But thanks to a much-improved defensive effort by Carolina on both the perimeter and in the paint, the Tar Heels held off a late surge by the Deacs and avenged its earlier loss by topping Wake, 79-73, at Lawrence-Joel Coliseum.
In the process, the Tar Heels (14-6, 4-5 ACC) won their first conference road game in two calendar years, snapping an ACC road-losing streak, which had spanned two seasons.
After Wake had cut what was once a 16-point Carolina lead down to two with just 51.2 seconds left to play, Raymond Felton, who had missed all five of his previous three-point attempts on the day, finally nailed the one that counted.
"That was David Noel's pick (to free Felton) and setting a down screen for Rashad [McCants]," Sean May said. "The play was originally designed for Raymond to come off it and give the ball to me in the post, but he had an open look and I knew he was about to shoot it. Tough players make tough shots."
Felton scored 17 points, remarkably without committing a single turnover, while McCants finished with 14 points. McCants, Felton and Sean May lead the ACC in scoring, assists and rebounding, respectively.
"That was huge for us and his three was needless to say a big-time shot," UNC coach Roy Williams said.
Seventeen of the Tar Heels 38 rebounds were on the offensive end of the floor.
A resurgent May had his way underneath the basket, scoring 18 points to go along with his 10 rebounds.
Deacs center Eric Williams, who scored 24 points and snagged 8 rebounds in Chapel Hill, was held to just six points and two boards. And Wake made 11-of-30 threes in the first meeting, but weren't as effective this time, hitting just 7 of 23 attempts from beyond the arc.
"We're much better in transition defense now than we were then," Williams said. "It was important for us to contain Paul and Williams. I thought we were aggressive, even in the zone."
Key to the Tar Heels' victory was also its efficiency at the free throw line where they converted 20-of-22 attempts.
"We missed some key free throws that could have won the game in the first meeting," Williams said. "I think we shoot more free throws in practice than anybody else and we haven't changed a thing."
With a win Tuesday night at No. 15 Georgia Tech, the Tar Heels could potentially move into a three-way tie for third place in the ACC, provided Maryland holds serve on its home court and defeats Florida State on Sunday.
Following Carolina's 83-81 overtime loss to Duke on Thursday, McCants said he expected the Tar Heels' solid showing to propel them positively into the second half of the season. And despite coming off a defeat and the short preparation time for the trip to Wake, UNC appears to have a renewed confidence.
"For our guys to bounce back in such a short time is something I'm very proud of," Williams said. "We should play just as good on the road as we do at home. It's an attitude. We realize we've let some opportunities slip through our fingers on the road this year."
Scott, who scored 14 first-half points, hit his fourth straight three-pointer to give the Tar Heels their biggest lead at 34-18 with 8:01 remaining.
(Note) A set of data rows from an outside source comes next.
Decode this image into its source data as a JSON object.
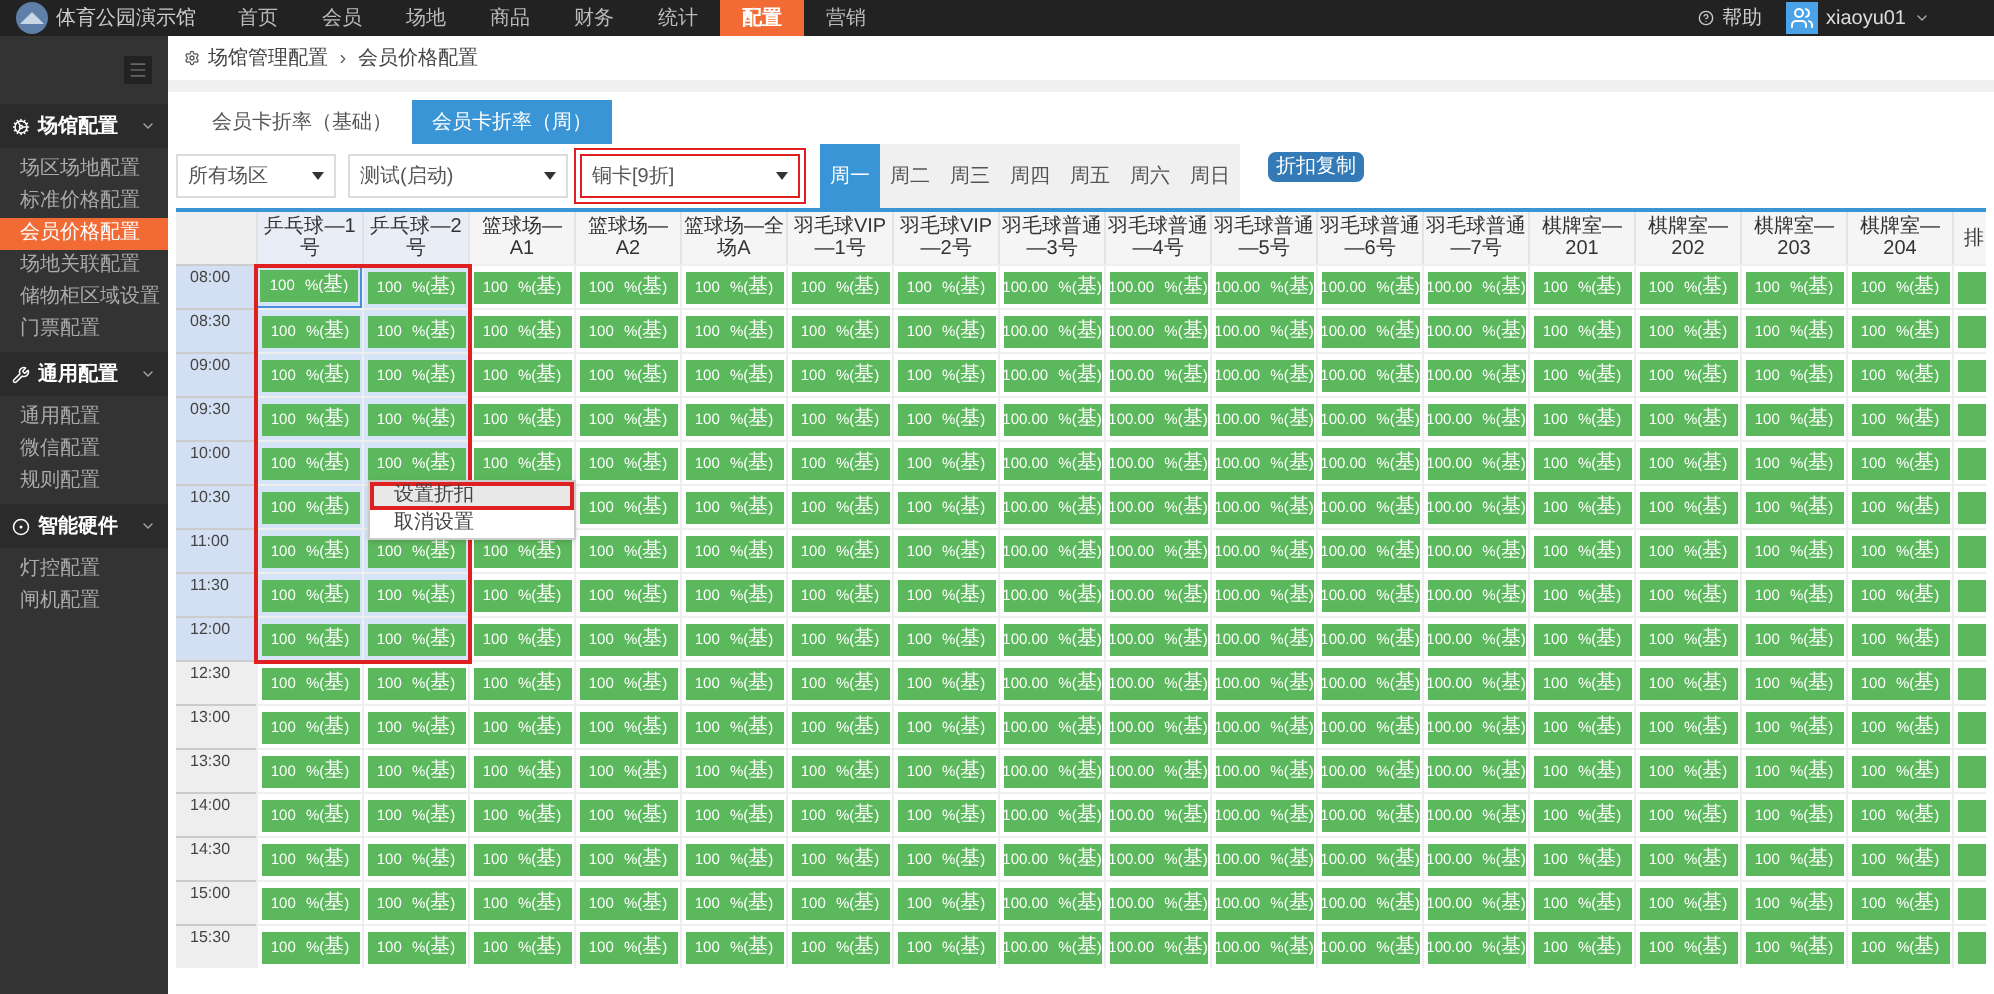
{
  "topbar": {
    "title": "体育公园演示馆",
    "nav": [
      {
        "label": "首页",
        "selected": false
      },
      {
        "label": "会员",
        "selected": false
      },
      {
        "label": "场地",
        "selected": false
      },
      {
        "label": "商品",
        "selected": false
      },
      {
        "label": "财务",
        "selected": false
      },
      {
        "label": "统计",
        "selected": false
      },
      {
        "label": "配置",
        "selected": true
      },
      {
        "label": "营销",
        "selected": false
      }
    ],
    "help": "帮助",
    "user": "xiaoyu01"
  },
  "sidebar": {
    "sections": [
      {
        "label": "场馆配置",
        "kind": "venue",
        "expanded": true,
        "items": [
          {
            "label": "场区场地配置",
            "selected": false
          },
          {
            "label": "标准价格配置",
            "selected": false
          },
          {
            "label": "会员价格配置",
            "selected": true
          },
          {
            "label": "场地关联配置",
            "selected": false
          },
          {
            "label": "储物柜区域设置",
            "selected": false
          },
          {
            "label": "门票配置",
            "selected": false
          }
        ]
      },
      {
        "label": "通用配置",
        "kind": "general",
        "expanded": true,
        "items": [
          {
            "label": "通用配置",
            "selected": false
          },
          {
            "label": "微信配置",
            "selected": false
          },
          {
            "label": "规则配置",
            "selected": false
          }
        ]
      },
      {
        "label": "智能硬件",
        "kind": "hardware",
        "expanded": true,
        "items": [
          {
            "label": "灯控配置",
            "selected": false
          },
          {
            "label": "闸机配置",
            "selected": false
          }
        ]
      }
    ]
  },
  "breadcrumb": [
    "场馆管理配置",
    "会员价格配置"
  ],
  "tabs": [
    {
      "label": "会员卡折率（基础）",
      "selected": false
    },
    {
      "label": "会员卡折率（周）",
      "selected": true
    }
  ],
  "filters": [
    {
      "value": "所有场区",
      "annotated": false
    },
    {
      "value": "测试(启动)",
      "annotated": false
    },
    {
      "value": "铜卡[9折]",
      "annotated": true
    }
  ],
  "days": [
    {
      "label": "周一",
      "selected": true
    },
    {
      "label": "周二",
      "selected": false
    },
    {
      "label": "周三",
      "selected": false
    },
    {
      "label": "周四",
      "selected": false
    },
    {
      "label": "周五",
      "selected": false
    },
    {
      "label": "周六",
      "selected": false
    },
    {
      "label": "周日",
      "selected": false
    }
  ],
  "copy_button": "折扣复制",
  "table": {
    "selection_annotated": true,
    "columns": [
      {
        "label": "乒乓球—1号",
        "selected": true
      },
      {
        "label": "乒乓球—2号",
        "selected": true
      },
      {
        "label": "篮球场—A1",
        "selected": false
      },
      {
        "label": "篮球场—A2",
        "selected": false
      },
      {
        "label": "篮球场—全场A",
        "selected": false
      },
      {
        "label": "羽毛球VIP—1号",
        "selected": false
      },
      {
        "label": "羽毛球VIP—2号",
        "selected": false
      },
      {
        "label": "羽毛球普通—3号",
        "selected": false
      },
      {
        "label": "羽毛球普通—4号",
        "selected": false
      },
      {
        "label": "羽毛球普通—5号",
        "selected": false
      },
      {
        "label": "羽毛球普通—6号",
        "selected": false
      },
      {
        "label": "羽毛球普通—7号",
        "selected": false
      },
      {
        "label": "棋牌室—201",
        "selected": false
      },
      {
        "label": "棋牌室—202",
        "selected": false
      },
      {
        "label": "棋牌室—203",
        "selected": false
      },
      {
        "label": "棋牌室—204",
        "selected": false
      },
      {
        "label": "排",
        "selected": false
      }
    ],
    "rows": [
      {
        "time": "08:00",
        "selected": true,
        "cells": [
          "100 %(基)",
          "100 %(基)",
          "100 %(基)",
          "100 %(基)",
          "100 %(基)",
          "100 %(基)",
          "100 %(基)",
          "100.00 %(基)",
          "100.00 %(基)",
          "100.00 %(基)",
          "100.00 %(基)",
          "100.00 %(基)",
          "100 %(基)",
          "100 %(基)",
          "100 %(基)",
          "100 %(基)"
        ]
      },
      {
        "time": "08:30",
        "selected": true,
        "cells": [
          "100 %(基)",
          "100 %(基)",
          "100 %(基)",
          "100 %(基)",
          "100 %(基)",
          "100 %(基)",
          "100 %(基)",
          "100.00 %(基)",
          "100.00 %(基)",
          "100.00 %(基)",
          "100.00 %(基)",
          "100.00 %(基)",
          "100 %(基)",
          "100 %(基)",
          "100 %(基)",
          "100 %(基)"
        ]
      },
      {
        "time": "09:00",
        "selected": true,
        "cells": [
          "100 %(基)",
          "100 %(基)",
          "100 %(基)",
          "100 %(基)",
          "100 %(基)",
          "100 %(基)",
          "100 %(基)",
          "100.00 %(基)",
          "100.00 %(基)",
          "100.00 %(基)",
          "100.00 %(基)",
          "100.00 %(基)",
          "100 %(基)",
          "100 %(基)",
          "100 %(基)",
          "100 %(基)"
        ]
      },
      {
        "time": "09:30",
        "selected": true,
        "cells": [
          "100 %(基)",
          "100 %(基)",
          "100 %(基)",
          "100 %(基)",
          "100 %(基)",
          "100 %(基)",
          "100 %(基)",
          "100.00 %(基)",
          "100.00 %(基)",
          "100.00 %(基)",
          "100.00 %(基)",
          "100.00 %(基)",
          "100 %(基)",
          "100 %(基)",
          "100 %(基)",
          "100 %(基)"
        ]
      },
      {
        "time": "10:00",
        "selected": true,
        "cells": [
          "100 %(基)",
          "100 %(基)",
          "100 %(基)",
          "100 %(基)",
          "100 %(基)",
          "100 %(基)",
          "100 %(基)",
          "100.00 %(基)",
          "100.00 %(基)",
          "100.00 %(基)",
          "100.00 %(基)",
          "100.00 %(基)",
          "100 %(基)",
          "100 %(基)",
          "100 %(基)",
          "100 %(基)"
        ]
      },
      {
        "time": "10:30",
        "selected": true,
        "cells": [
          "100 %(基)",
          null,
          null,
          "100 %(基)",
          "100 %(基)",
          "100 %(基)",
          "100 %(基)",
          "100.00 %(基)",
          "100.00 %(基)",
          "100.00 %(基)",
          "100.00 %(基)",
          "100.00 %(基)",
          "100 %(基)",
          "100 %(基)",
          "100 %(基)",
          "100 %(基)"
        ]
      },
      {
        "time": "11:00",
        "selected": true,
        "cells": [
          "100 %(基)",
          "100 %(基)",
          "100 %(基)",
          "100 %(基)",
          "100 %(基)",
          "100 %(基)",
          "100 %(基)",
          "100.00 %(基)",
          "100.00 %(基)",
          "100.00 %(基)",
          "100.00 %(基)",
          "100.00 %(基)",
          "100 %(基)",
          "100 %(基)",
          "100 %(基)",
          "100 %(基)"
        ]
      },
      {
        "time": "11:30",
        "selected": true,
        "cells": [
          "100 %(基)",
          "100 %(基)",
          "100 %(基)",
          "100 %(基)",
          "100 %(基)",
          "100 %(基)",
          "100 %(基)",
          "100.00 %(基)",
          "100.00 %(基)",
          "100.00 %(基)",
          "100.00 %(基)",
          "100.00 %(基)",
          "100 %(基)",
          "100 %(基)",
          "100 %(基)",
          "100 %(基)"
        ]
      },
      {
        "time": "12:00",
        "selected": true,
        "cells": [
          "100 %(基)",
          "100 %(基)",
          "100 %(基)",
          "100 %(基)",
          "100 %(基)",
          "100 %(基)",
          "100 %(基)",
          "100.00 %(基)",
          "100.00 %(基)",
          "100.00 %(基)",
          "100.00 %(基)",
          "100.00 %(基)",
          "100 %(基)",
          "100 %(基)",
          "100 %(基)",
          "100 %(基)"
        ]
      },
      {
        "time": "12:30",
        "selected": false,
        "cells": [
          "100 %(基)",
          "100 %(基)",
          "100 %(基)",
          "100 %(基)",
          "100 %(基)",
          "100 %(基)",
          "100 %(基)",
          "100.00 %(基)",
          "100.00 %(基)",
          "100.00 %(基)",
          "100.00 %(基)",
          "100.00 %(基)",
          "100 %(基)",
          "100 %(基)",
          "100 %(基)",
          "100 %(基)"
        ]
      },
      {
        "time": "13:00",
        "selected": false,
        "cells": [
          "100 %(基)",
          "100 %(基)",
          "100 %(基)",
          "100 %(基)",
          "100 %(基)",
          "100 %(基)",
          "100 %(基)",
          "100.00 %(基)",
          "100.00 %(基)",
          "100.00 %(基)",
          "100.00 %(基)",
          "100.00 %(基)",
          "100 %(基)",
          "100 %(基)",
          "100 %(基)",
          "100 %(基)"
        ]
      },
      {
        "time": "13:30",
        "selected": false,
        "cells": [
          "100 %(基)",
          "100 %(基)",
          "100 %(基)",
          "100 %(基)",
          "100 %(基)",
          "100 %(基)",
          "100 %(基)",
          "100.00 %(基)",
          "100.00 %(基)",
          "100.00 %(基)",
          "100.00 %(基)",
          "100.00 %(基)",
          "100 %(基)",
          "100 %(基)",
          "100 %(基)",
          "100 %(基)"
        ]
      },
      {
        "time": "14:00",
        "selected": false,
        "cells": [
          "100 %(基)",
          "100 %(基)",
          "100 %(基)",
          "100 %(基)",
          "100 %(基)",
          "100 %(基)",
          "100 %(基)",
          "100.00 %(基)",
          "100.00 %(基)",
          "100.00 %(基)",
          "100.00 %(基)",
          "100.00 %(基)",
          "100 %(基)",
          "100 %(基)",
          "100 %(基)",
          "100 %(基)"
        ]
      },
      {
        "time": "14:30",
        "selected": false,
        "cells": [
          "100 %(基)",
          "100 %(基)",
          "100 %(基)",
          "100 %(基)",
          "100 %(基)",
          "100 %(基)",
          "100 %(基)",
          "100.00 %(基)",
          "100.00 %(基)",
          "100.00 %(基)",
          "100.00 %(基)",
          "100.00 %(基)",
          "100 %(基)",
          "100 %(基)",
          "100 %(基)",
          "100 %(基)"
        ]
      },
      {
        "time": "15:00",
        "selected": false,
        "cells": [
          "100 %(基)",
          "100 %(基)",
          "100 %(基)",
          "100 %(基)",
          "100 %(基)",
          "100 %(基)",
          "100 %(基)",
          "100.00 %(基)",
          "100.00 %(基)",
          "100.00 %(基)",
          "100.00 %(基)",
          "100.00 %(基)",
          "100 %(基)",
          "100 %(基)",
          "100 %(基)",
          "100 %(基)"
        ]
      },
      {
        "time": "15:30",
        "selected": false,
        "cells": [
          "100 %(基)",
          "100 %(基)",
          "100 %(基)",
          "100 %(基)",
          "100 %(基)",
          "100 %(基)",
          "100 %(基)",
          "100.00 %(基)",
          "100.00 %(基)",
          "100.00 %(基)",
          "100.00 %(基)",
          "100.00 %(基)",
          "100 %(基)",
          "100 %(基)",
          "100 %(基)",
          "100 %(基)"
        ]
      }
    ]
  },
  "context_menu": [
    {
      "label": "设置折扣",
      "highlighted": true,
      "annotated": true
    },
    {
      "label": "取消设置",
      "highlighted": false,
      "annotated": false
    }
  ]
}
But Carolina, which let a seven-point lead disintegrate down the stretch in the loss to Duke, did not convert its next field goal until after the half. By intermission, Wake had trimmed its deficit to five, and when Justin Gray nailed a three less than a minute into the second half, the Tar Heels led just 38-36.
Jamaal Levy and Justin Gray each scored 19 points to lead the Deacs.
"The first ten minutes of the game were really telling," Wake coach Skip Prosser said. "Carolina ran their stuff well and we did very little to disrupt that. We didn't play hard enough in the beginning of the game. That's on me.
"Raymond Felton picked a good time to hit his one three of the night."